Contrary to popular belief, orange wine is not orange and is not made from the orange fruit. Orange wine is essentially a winemaking method that involves white wine and an unconventional style in which it is made. To understand the process of making orange wine, it is vital first to understand the traditional winemaking methods.
When producing white wines and red wines, the process is very similar, but the difference really lies in how the grapes are fermented. With both red and white wines, the grapes are harvested, brought to the winery, and crushed to release the juice. However, while white wines are separated from their skins before they are fermented, to make red wines, the skins are left with the juice during fermentation.
This is an important element since the red color is extracted from the skins of the grapes. The inside of a red grape is clear - so the only way to extract color (and tannin) is to leave the skins with the juice. With white wine, the skins are separated from the juice since the skin isn't a necessary element in terms of color.

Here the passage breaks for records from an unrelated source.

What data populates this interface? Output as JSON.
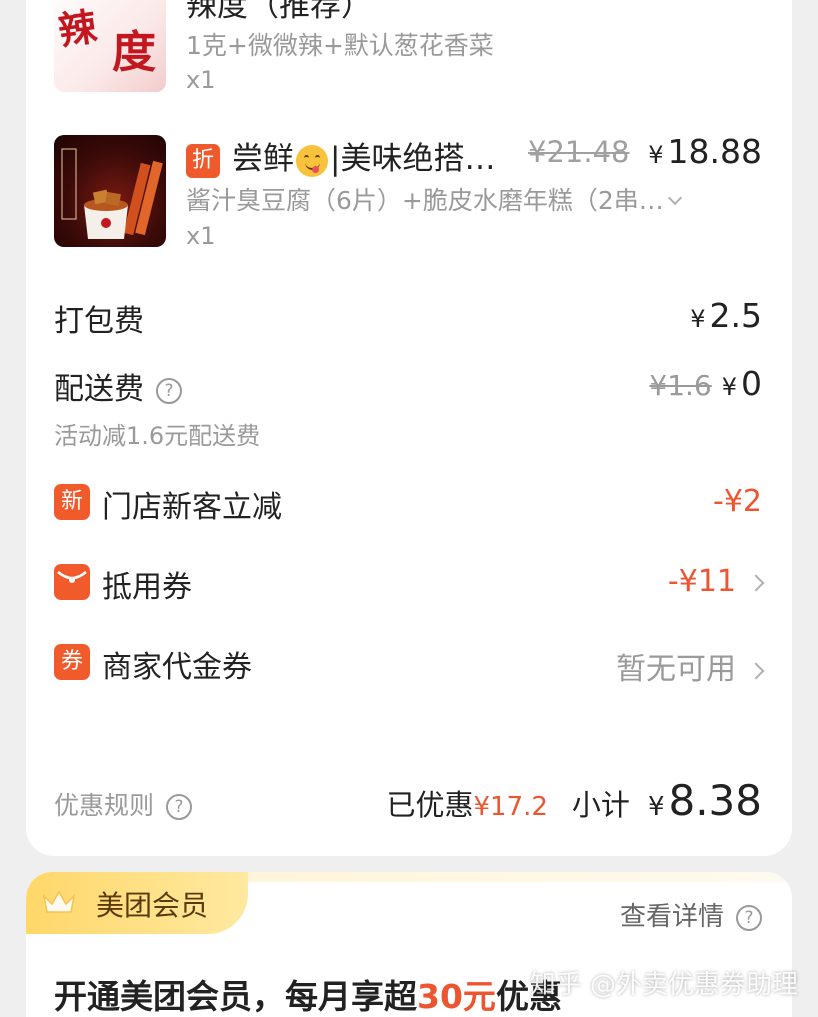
{
  "items": [
    {
      "name": "辣度（推荐）",
      "spec": "1克+微微辣+默认葱花香菜",
      "qty": "x1",
      "thumb_chars": [
        "辣",
        "度"
      ]
    },
    {
      "discount_badge": "折",
      "name_prefix": "尝鲜",
      "emoji": "yum-face-emoji",
      "name_suffix": "|美味绝搭…",
      "original_price": "¥21.48",
      "price_currency": "¥",
      "price_value": "18.88",
      "spec": "酱汁臭豆腐（6片）+脆皮水磨年糕（2串…",
      "qty": "x1"
    }
  ],
  "fees": {
    "packing_label": "打包费",
    "packing_currency": "¥",
    "packing_value": "2.5",
    "delivery_label": "配送费",
    "delivery_original": "¥1.6",
    "delivery_currency": "¥",
    "delivery_value": "0",
    "delivery_note": "活动减1.6元配送费"
  },
  "discounts": [
    {
      "icon_text": "新",
      "label": "门店新客立减",
      "value": "-¥2"
    },
    {
      "icon": "red-envelope-icon",
      "label": "抵用券",
      "value": "-¥11"
    },
    {
      "icon_text": "券",
      "label": "商家代金券",
      "value": "暂无可用"
    }
  ],
  "summary": {
    "rules_label": "优惠规则",
    "saved_label": "已优惠",
    "saved_value": "¥17.2",
    "subtotal_label": "小计",
    "subtotal_currency": "¥",
    "subtotal_value": "8.38"
  },
  "member": {
    "title": "美团会员",
    "detail": "查看详情",
    "promo_prefix": "开通美团会员，每月享超",
    "promo_highlight": "30元",
    "promo_suffix": "优惠"
  },
  "watermark": "知乎 @外卖优惠券助理",
  "colors": {
    "accent": "#ec5530",
    "badge": "#f15b2b",
    "member_gold": "#ffd76a"
  }
}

And since you don't want tannin in your white wine, most winemakers keep the skins away from the juice.
The process of making orange wine is where these two winemaking methods overlap. Essentially, orange wine allows white wines to ferment with their skins, as red wines would. Another term for orange wine is skin-contact white wine, which perfectly describes how it is made. In most cases, winemakers don't add additives, allowing the wine to develop and ferment naturally. Rarely is there even commercial yeast added for fermentation, genuinely allowing the wine to express its pure self.
Compared to traditional white wines, these orange wines have an intense, dark, golden hue (hence the name) and have a range of different aromas and flavors. You will find notes of honey, jackfruit, hazelnut, bruised apple, sourdough, and orange rind. These wines are also very dry and high in tannin (which is not common with white wine at all.) The wines are extremely big, bold, and expressive, and not an easy-drinking, sipping wine.
In terms of food and wine pairings, orange wine pairs best with bold food that doesn't shy away from the wine's boldness. Food with complex spices, especially those from Thailand, Japan, and Korea, pair exceptionally well with these wines. These are excellent options for those looking to pair white wine with red meat. Since most white wines are too elegant for the high protein in red meat, the pairings don't work well. However, the tannin and boldness of an orange wine would do exceptionally well with the meat.